For decades, business professionals have claimed to be able to tell a lot about a person from the way he or she shakes hands. Part of this is due to the situation normally surrounding this gesture. A handshake normally takes place when you're first meeting someone who is, in many cases, a professional such as a potential employer. During this first encounter, hiring managers might make conjectures about your personality simply by paying attention to things like eye contact, the tone of your voice and your overall appearance. Therefore, it is no surprise that a handshake can be a pivotal part of this initial meeting. What does your handshake say about you? Here is a basic guide to handshake etiquette:

Go with age-old advice
The classic advice for an American handshake is still the norm. Extend your right hand, grasp the other person's hand firmly, shake two or three times, and release. This may seem simple, but people struggle to correctly perform the age-old handshake all the time. Part of the reason for this might be due to a lack of practice or external factors such as stress, anxiety or frustration. There are a number of bad handshake forms that have developed monikers over time. Some of them include:

  • The dead fish: This handshake demonstrates indifference or reservation. The dead fish is characterized by a limp and loose grasp. People who shake hands this way generally don't offer the firm grip expected in professional settings.
  • The bone crusher: On the opposite end of the spectrum is the bone crusher. Some people are prone to perform overly tight handshakes in which they squeeze the other person's hand. Using this shake is often a tactic of intimidation.
  • The politician: Has a new acquaintance ever shaken your hand by clasping your hand in both of theirs or placing a hand on your arm? This is the politician, a handshake that can convey false sincerity. 

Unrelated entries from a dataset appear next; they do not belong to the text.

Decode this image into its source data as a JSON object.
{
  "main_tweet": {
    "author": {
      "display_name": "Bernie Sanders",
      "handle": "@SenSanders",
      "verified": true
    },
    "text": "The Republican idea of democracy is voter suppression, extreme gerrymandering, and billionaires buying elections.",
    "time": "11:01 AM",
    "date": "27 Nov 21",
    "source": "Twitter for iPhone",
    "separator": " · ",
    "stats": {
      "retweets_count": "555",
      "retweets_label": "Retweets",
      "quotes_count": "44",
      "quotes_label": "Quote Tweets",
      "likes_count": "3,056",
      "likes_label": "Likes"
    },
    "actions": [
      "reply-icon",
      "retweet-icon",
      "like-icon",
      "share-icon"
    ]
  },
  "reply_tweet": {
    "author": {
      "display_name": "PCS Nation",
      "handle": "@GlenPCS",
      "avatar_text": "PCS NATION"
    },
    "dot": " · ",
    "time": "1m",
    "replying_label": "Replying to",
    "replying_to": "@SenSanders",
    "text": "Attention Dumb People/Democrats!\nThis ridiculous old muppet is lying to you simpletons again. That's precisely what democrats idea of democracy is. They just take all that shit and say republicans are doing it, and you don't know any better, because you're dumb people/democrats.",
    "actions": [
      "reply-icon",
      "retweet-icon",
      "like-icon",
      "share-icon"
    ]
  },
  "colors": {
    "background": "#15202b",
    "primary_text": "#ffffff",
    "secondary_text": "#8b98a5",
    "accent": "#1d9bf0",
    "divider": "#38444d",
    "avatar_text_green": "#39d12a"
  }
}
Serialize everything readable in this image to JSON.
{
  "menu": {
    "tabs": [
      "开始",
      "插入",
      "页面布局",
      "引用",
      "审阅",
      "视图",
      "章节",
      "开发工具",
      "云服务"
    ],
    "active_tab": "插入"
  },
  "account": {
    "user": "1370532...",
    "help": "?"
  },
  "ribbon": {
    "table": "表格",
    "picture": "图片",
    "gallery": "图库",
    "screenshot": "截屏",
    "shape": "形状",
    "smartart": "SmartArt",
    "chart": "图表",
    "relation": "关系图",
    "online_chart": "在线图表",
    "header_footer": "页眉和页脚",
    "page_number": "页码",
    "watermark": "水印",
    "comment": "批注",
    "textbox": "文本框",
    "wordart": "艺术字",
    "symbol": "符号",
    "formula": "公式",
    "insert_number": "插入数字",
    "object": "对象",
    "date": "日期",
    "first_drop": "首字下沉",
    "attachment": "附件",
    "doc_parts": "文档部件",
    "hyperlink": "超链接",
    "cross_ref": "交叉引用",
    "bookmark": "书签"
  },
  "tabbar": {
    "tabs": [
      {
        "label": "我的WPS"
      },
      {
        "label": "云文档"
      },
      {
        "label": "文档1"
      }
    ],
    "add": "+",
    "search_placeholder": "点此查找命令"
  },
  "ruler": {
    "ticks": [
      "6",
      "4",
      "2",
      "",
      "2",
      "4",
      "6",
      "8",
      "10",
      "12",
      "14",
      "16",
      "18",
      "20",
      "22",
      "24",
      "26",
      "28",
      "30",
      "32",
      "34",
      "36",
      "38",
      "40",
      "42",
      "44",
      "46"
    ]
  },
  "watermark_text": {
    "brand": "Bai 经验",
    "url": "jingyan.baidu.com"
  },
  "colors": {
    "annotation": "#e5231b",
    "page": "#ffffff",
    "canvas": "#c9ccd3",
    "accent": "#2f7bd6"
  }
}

Be aware of your posture 
Remember that a good handshake is accompanied by proper posture and clear eye contact. The handshake is social gesture meant to mutually symbolize respect and professionalism. Standing indifferently and offering an employer a dead fish handshake might cause them to believe you don't take the job seriously. A jittery disposition accompanied by sweaty palms, on the other hand, might convey nervousness. Handshakes should always be given standing up, so stand when first meeting someone. Remember not to slouch or leave your other hand in your pocket.